_Problem description_: Across the listing, tally the lines in which the word "name" occurs, then report the tally alone.
Exercise input: Begin
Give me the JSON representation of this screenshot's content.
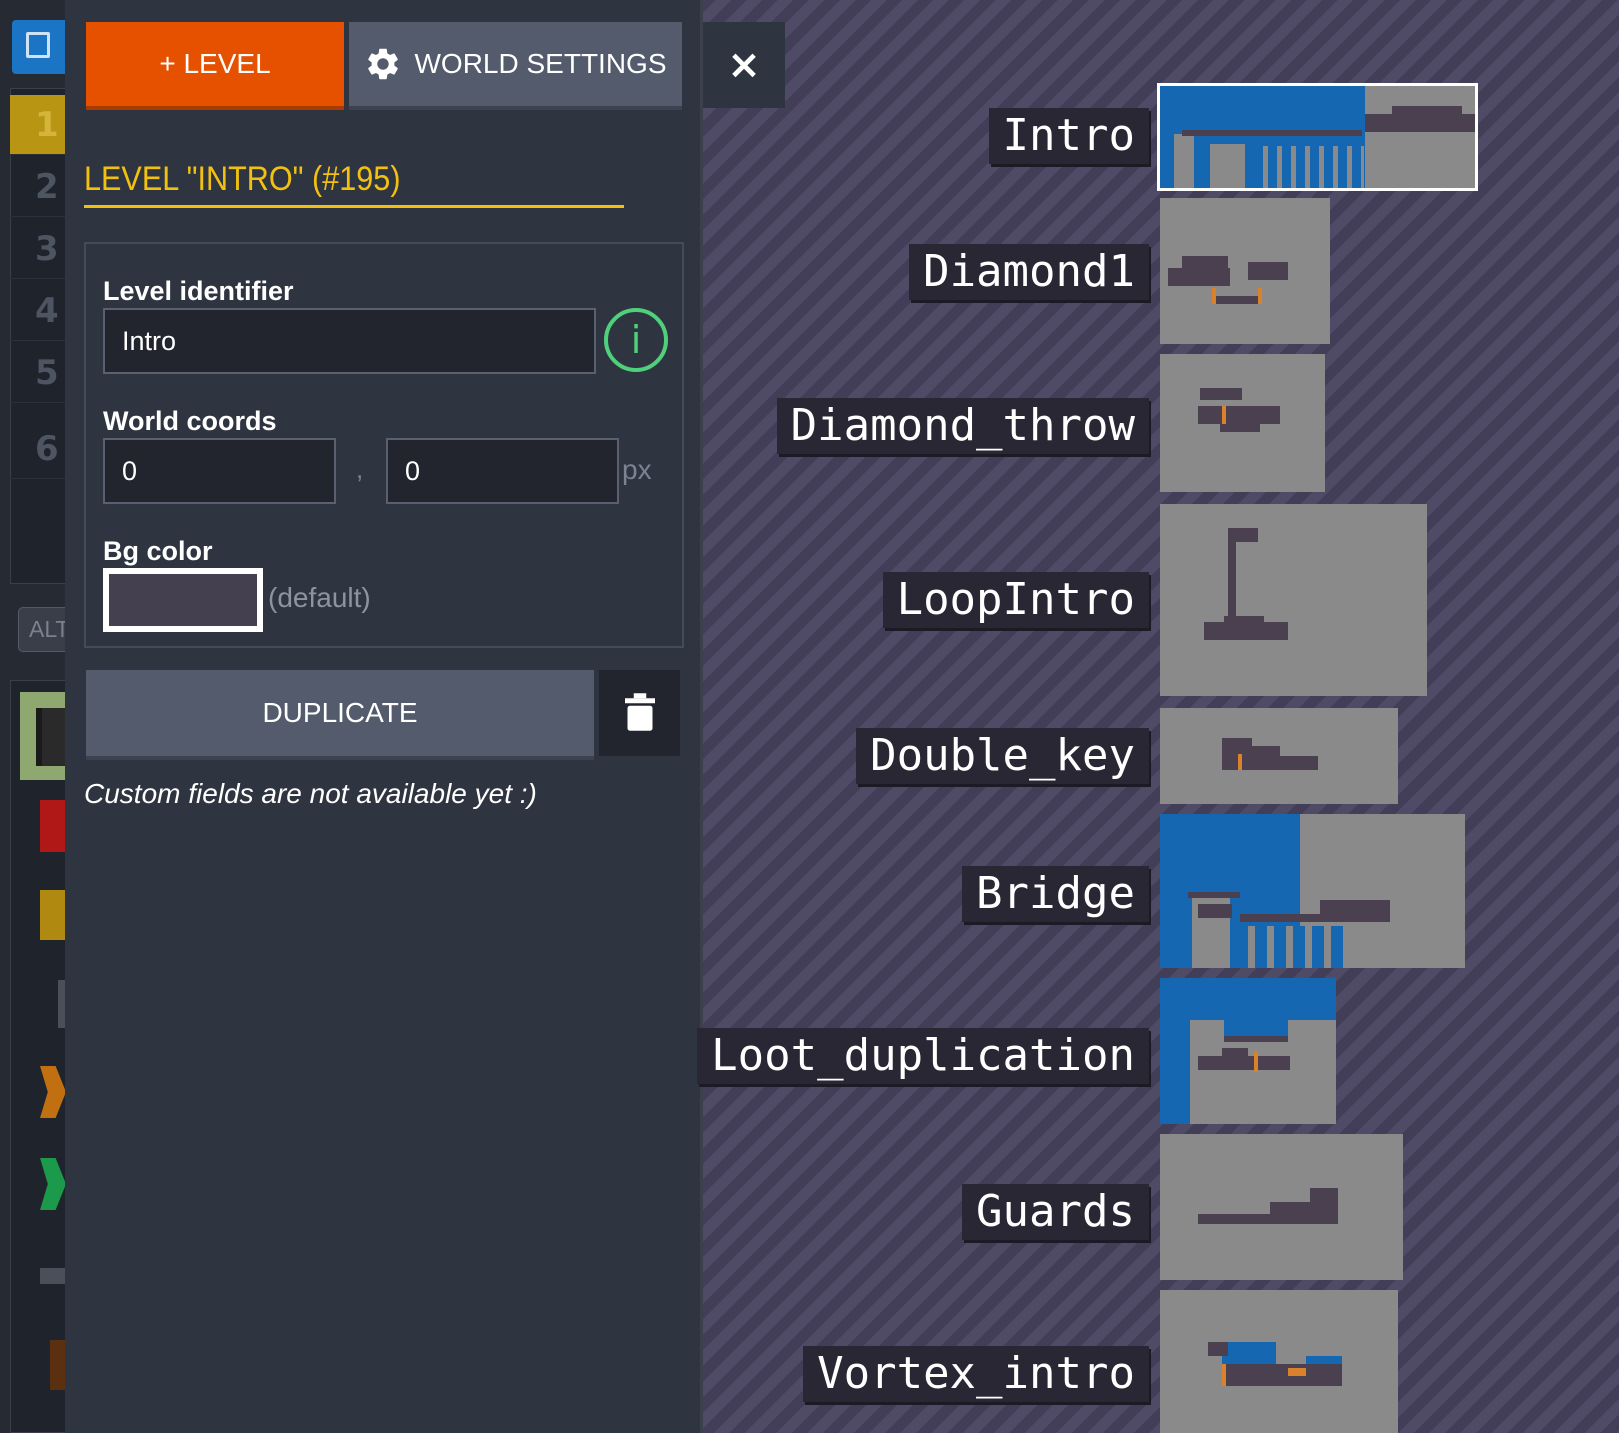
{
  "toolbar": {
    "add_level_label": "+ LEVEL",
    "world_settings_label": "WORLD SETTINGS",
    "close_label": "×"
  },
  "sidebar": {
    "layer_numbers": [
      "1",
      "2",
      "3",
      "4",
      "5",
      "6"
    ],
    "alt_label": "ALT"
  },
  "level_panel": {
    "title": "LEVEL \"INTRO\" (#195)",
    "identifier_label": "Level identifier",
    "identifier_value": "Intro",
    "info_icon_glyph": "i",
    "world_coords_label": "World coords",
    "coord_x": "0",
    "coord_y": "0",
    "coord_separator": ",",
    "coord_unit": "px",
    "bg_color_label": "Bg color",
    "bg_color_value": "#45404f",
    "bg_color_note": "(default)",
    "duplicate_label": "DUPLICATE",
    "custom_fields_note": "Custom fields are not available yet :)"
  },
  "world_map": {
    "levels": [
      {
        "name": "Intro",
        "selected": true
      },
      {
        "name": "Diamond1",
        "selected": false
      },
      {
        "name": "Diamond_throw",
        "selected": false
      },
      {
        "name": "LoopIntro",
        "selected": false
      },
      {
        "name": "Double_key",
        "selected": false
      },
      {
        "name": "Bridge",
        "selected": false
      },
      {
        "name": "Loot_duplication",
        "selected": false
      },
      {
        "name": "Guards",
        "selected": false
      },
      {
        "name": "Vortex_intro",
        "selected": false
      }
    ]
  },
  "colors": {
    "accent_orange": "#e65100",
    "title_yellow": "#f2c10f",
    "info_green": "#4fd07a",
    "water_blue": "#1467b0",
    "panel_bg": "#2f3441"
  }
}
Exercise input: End
_Exercise response_: 9